Tally the lines of the entries in which the string "know" occurs, and say only how many.
* * * * *
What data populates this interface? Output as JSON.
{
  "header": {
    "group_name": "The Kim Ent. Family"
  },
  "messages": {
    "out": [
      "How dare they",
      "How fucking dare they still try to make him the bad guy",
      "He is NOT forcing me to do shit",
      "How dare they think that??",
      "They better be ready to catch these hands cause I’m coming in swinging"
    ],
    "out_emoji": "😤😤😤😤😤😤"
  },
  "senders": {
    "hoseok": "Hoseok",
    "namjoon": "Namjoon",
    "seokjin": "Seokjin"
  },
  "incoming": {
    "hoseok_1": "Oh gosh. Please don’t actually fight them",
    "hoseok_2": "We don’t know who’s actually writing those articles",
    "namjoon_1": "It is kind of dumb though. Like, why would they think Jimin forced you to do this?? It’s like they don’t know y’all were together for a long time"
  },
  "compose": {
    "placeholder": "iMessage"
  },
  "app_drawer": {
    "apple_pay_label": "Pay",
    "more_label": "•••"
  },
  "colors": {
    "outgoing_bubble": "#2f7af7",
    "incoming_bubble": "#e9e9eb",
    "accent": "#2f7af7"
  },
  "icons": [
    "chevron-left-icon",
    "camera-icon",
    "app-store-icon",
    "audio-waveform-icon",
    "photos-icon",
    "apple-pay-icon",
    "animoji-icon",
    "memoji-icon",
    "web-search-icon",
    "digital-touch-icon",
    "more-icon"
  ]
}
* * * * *
-- REPLY --
2